This article was first published in the November 2018 UK edition of Accounting and Business magazine.

William of Ockham was a 14th-century English Franciscan friar, philosopher and theologian who is still remembered to this day for Ockham’s razor, a methodological principle that has helped to spur work on theology, logic and physics. As we celebrate World Philosophy Day on 15 November, I am thinking the razor could sharpen the philosophy of accounting too.

A translation of the Latin Ockham’s razor is ‘plurality should not be posited without necessity’, although it is more often rendered as ‘entities are not to be multiplied beyond necessity’. The idea is that in judging between competing theories, the simplest solution tends to be the right one.

Questions continue to echo after the global financial crisis about the work of business and finance in modern society. So philosophical concepts of the purpose of financial reporting and the wider purpose of the profession need to be articulated with clarity and simplicity.  

Today’s answer to those questions of purpose is the IFRS Conceptual Framework for Financial Reporting 2018 (effective in 2020, when businesses have to develop accounting policies where no IFRS standard applies to a particular transaction). The framework has many ancestors, but a key grandparent is the UK accounting standard SSAP 2, Disclosure of accounting policies. SSAP 2 was published in 1971, an early work of the Accounting Standards Steering Committee, founded the year before.

Unlike much of the 1970s, SSAP 2 stands the test of time, pronouncing a philosophy of accounting that still speaks powerfully today – perhaps because it completely obeys Ockham’s razor. It defines four fundamental accounting concepts: going concern, accruals, consistency and prudence.
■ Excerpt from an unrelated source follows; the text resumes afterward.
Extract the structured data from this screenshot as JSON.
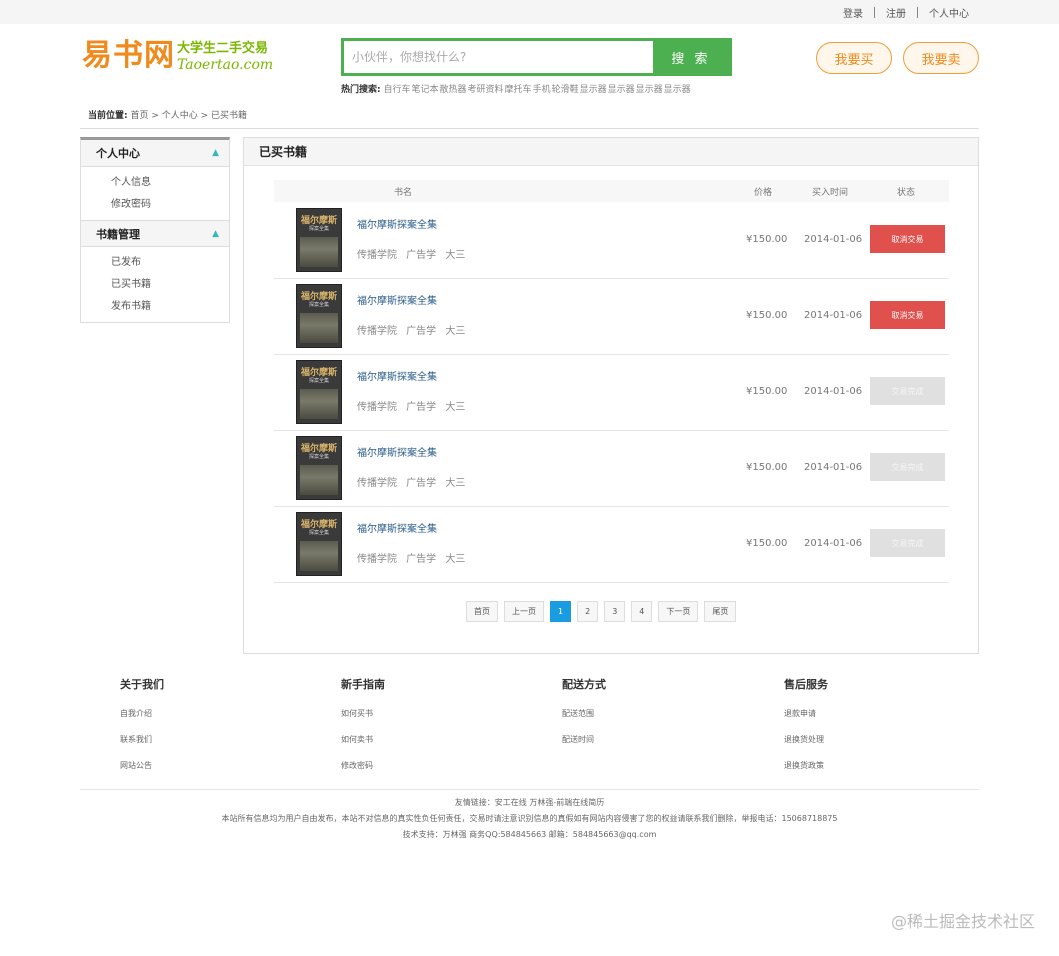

Maybe today we would consider adding disclosure or transparency to that list to ensure the implied duty of reporting to stakeholders is more explicit.

That aside, it is the prudence that is most likely to raise eyebrows. It has come to mean an overblown aversion to risk rather than exercising sensible judgment. Indeed the UK’s standard setter, the Accounting Standards Board, downplayed it in FRS 18, Accounting Policies, as it was argued it was a concept of financial management not financial reporting.

Perhaps in such an uncertain world prudence needs rehabilitation. It is defined by SSAP 2 as: ‘Gains not recognised until either they are realised or realisation is reasonably certain. Provide all known losses even when amount is uncertain.’ This is still sound sense when business and commerce embraces the reckless. And it does nothing to excuse the error of smoothing or kitchen-sinking.

SSAP 2 is perhaps not comprehensive enough for the mores of modern accounting, but its four pillars deserve to be recalled by financial professionals. They remain an outstandingly elegant, eloquent and powerfully simple summary of a philosophy of the contribution the finance profession’s work makes to business, economics and society. Ockham would be proud.

Peter Williams is an accountant and journalist